The manual shifter itself is exceptional. Its precision is rare among midsize sedans, and the light clutch pedal is well-suited to the car.
Cabin Design & Roominess
The cabin's dominant design feature is the vertical-face dashboard. The control layout is simple, and it's easy to understand the controls within a matter of minutes, which is far from a certainty today with the introduction of "advanced" technologies like Ford's MyFord Touch interface. The Mazda6 has its share of available features, but they're self-contained.
Materials quality is mostly good. There are lots of soft-touch surfaces, and the cabin's metallic accents are a good imitation of real metal. The power window switches and the trim around them is of a lower grade than the rest of the cabin, but materials consistency is otherwise good.
Whether you choose the standard cloth or optional leather upholstery, the front bucket seats are comfortable and have just enough bolstering to keep you situated when rounding a fast corner — but not so much that you feel confined during less aggressive driving. In moonroof-equipped cars, there's little extra headroom when the driver's seat is raised.
The backseat ranks among the more spacious ones in the segment, with room to spare for taller passengers like me (I'm 6 feet 1 inch); the seat cushion is high enough to provide some welcome thigh support.
The car comes with a standard 60/40-split folding backrest with release levers in the trunk. When folded, the backrest is nearly flat with the trunk floor, and the lack of a ledge between the two sections provides an uninterrupted surface. The trunk measures 14.8 cubic feet.
Touring and Grand Touring trim levels bundle a range of features in option packages. For $2,000, Touring models can have a Technology Package that includes a Bose premium stereo, a navigation system, keyless entry, automatic headlights, rain-sensing windshield wipers, heated side mirrors and the Smart City Brake Support system. This infrared braking system works from about 2 to 18 mph and can prevent or reduce the severity of a low-speed rear-end crash.
For $900, Grand Touring models get radar-based adaptive cruise control and forward obstruction warning. Forward obstruction warning won't apply the brakes if it senses an impending collision like Smart City Brake Support does, but it will warn the driver with an alert.
Beginning in May 2013, Grand Touring trims will be available with the $2,080 Advanced Package, which adds to the adaptive cruise control and forward obstruction features a lane departure warning system, automatic high-beam headlights and Mazda's i-ELOOP regenerative braking system. This system captures energy that would otherwise be lost during deceleration and uses it to power electrical components.
As of publication, the Insurance Institute for Highway Safety and the National Highway Traffic Safety Administration have not crash-tested the 2014 Mazda6, though its status as a mainstream family sedan means it will likely be tested at some point by the agencies.
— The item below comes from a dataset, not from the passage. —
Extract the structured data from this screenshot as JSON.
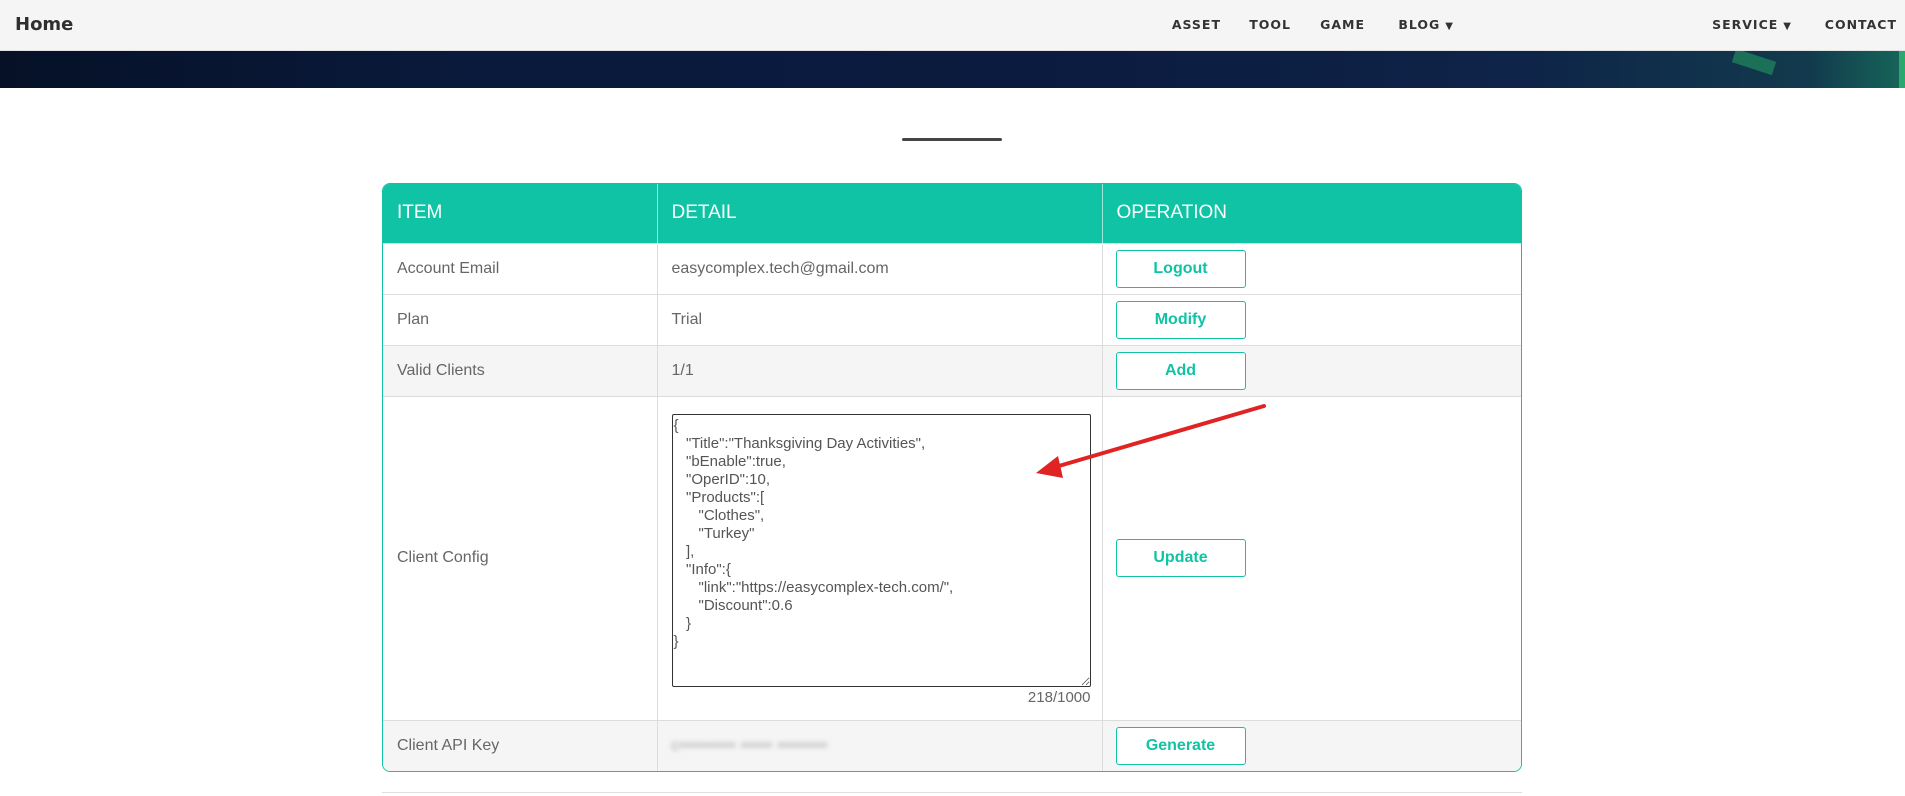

Standard safety features include side-impact airbags for the front seats, side curtain airbags, antilock brakes and an electronic stability system . A blind spot warning system, rear cross-traffic alert and a backup camera are optional.
For a full list of safety features check out the Features & Specs page.
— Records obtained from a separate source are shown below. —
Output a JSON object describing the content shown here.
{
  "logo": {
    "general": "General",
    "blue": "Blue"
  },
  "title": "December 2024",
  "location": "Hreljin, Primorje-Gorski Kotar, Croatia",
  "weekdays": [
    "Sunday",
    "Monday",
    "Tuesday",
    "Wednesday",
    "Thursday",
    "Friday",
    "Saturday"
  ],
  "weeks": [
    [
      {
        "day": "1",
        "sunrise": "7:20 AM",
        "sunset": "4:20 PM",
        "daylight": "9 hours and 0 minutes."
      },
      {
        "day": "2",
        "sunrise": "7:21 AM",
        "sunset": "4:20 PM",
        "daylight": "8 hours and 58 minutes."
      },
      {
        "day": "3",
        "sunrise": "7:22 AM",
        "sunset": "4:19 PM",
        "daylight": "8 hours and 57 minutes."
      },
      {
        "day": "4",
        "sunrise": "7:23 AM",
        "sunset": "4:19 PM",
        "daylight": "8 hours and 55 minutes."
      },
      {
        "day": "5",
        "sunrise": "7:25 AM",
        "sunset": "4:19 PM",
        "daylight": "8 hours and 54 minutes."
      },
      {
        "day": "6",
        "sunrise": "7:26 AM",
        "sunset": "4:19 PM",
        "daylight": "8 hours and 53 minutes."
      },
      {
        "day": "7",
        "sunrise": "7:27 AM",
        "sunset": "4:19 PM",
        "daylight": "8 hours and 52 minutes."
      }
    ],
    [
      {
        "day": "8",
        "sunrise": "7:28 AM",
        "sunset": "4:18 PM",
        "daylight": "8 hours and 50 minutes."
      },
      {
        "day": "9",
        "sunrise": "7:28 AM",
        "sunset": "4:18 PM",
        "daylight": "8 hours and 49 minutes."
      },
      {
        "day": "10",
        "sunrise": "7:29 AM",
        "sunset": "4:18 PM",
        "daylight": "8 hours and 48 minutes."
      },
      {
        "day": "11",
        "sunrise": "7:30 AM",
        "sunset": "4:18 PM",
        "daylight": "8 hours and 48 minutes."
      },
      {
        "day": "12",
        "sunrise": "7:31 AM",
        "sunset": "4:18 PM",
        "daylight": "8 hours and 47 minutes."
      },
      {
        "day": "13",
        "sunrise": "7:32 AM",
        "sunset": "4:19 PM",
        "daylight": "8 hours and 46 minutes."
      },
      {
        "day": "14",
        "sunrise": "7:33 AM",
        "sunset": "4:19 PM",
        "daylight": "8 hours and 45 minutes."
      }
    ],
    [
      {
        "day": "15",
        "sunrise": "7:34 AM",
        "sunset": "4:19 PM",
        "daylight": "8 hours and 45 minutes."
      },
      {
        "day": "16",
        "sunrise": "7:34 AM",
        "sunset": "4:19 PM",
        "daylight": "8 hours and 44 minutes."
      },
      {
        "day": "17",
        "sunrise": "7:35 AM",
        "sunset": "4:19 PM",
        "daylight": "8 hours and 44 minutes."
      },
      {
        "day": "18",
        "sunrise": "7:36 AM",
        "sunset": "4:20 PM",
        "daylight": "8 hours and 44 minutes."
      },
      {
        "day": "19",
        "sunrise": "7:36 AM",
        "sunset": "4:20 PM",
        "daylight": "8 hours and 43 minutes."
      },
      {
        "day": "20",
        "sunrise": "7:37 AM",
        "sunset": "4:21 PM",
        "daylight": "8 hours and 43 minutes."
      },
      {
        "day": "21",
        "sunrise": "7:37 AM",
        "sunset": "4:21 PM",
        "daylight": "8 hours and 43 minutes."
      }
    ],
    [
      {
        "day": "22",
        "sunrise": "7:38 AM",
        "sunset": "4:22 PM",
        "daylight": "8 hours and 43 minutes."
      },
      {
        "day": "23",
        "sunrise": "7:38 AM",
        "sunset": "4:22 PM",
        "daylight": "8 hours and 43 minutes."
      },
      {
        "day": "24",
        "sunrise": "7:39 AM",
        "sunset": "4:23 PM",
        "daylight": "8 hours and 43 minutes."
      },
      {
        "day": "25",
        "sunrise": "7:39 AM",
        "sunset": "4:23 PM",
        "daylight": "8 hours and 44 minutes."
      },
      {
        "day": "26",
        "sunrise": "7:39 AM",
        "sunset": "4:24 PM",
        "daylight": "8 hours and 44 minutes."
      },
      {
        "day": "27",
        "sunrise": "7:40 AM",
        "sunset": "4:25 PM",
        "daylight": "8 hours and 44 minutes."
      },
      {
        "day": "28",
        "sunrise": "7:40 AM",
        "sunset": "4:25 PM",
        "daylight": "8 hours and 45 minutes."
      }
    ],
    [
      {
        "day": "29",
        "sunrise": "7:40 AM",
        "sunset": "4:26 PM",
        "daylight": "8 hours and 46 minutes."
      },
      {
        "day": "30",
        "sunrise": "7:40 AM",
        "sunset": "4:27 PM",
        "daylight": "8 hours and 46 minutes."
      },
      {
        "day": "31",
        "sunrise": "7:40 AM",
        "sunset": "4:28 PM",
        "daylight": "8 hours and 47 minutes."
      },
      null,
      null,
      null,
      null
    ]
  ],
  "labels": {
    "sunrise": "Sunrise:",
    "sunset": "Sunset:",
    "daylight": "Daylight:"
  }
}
Mazda6 in the Market
In a market dominated by two nameplates — the Honda Accord and Toyota Camry — it's not easy for something new to break in. Hyundai and Kia have had some success with the Sonata and Optima, respectively, but the Mazda6 hasn't registered with family-sedan shoppers on the same scale.
Will this latest redesign change its fortunes? The final fuel-economy piece appears to be in place, but the car's debut couldn't come at a tougher time as a number of competitors have recently redesigned their family sedans, too. Regardless, the new Mazda6 is good enough to grow its presence in the segment and is worth a test drive.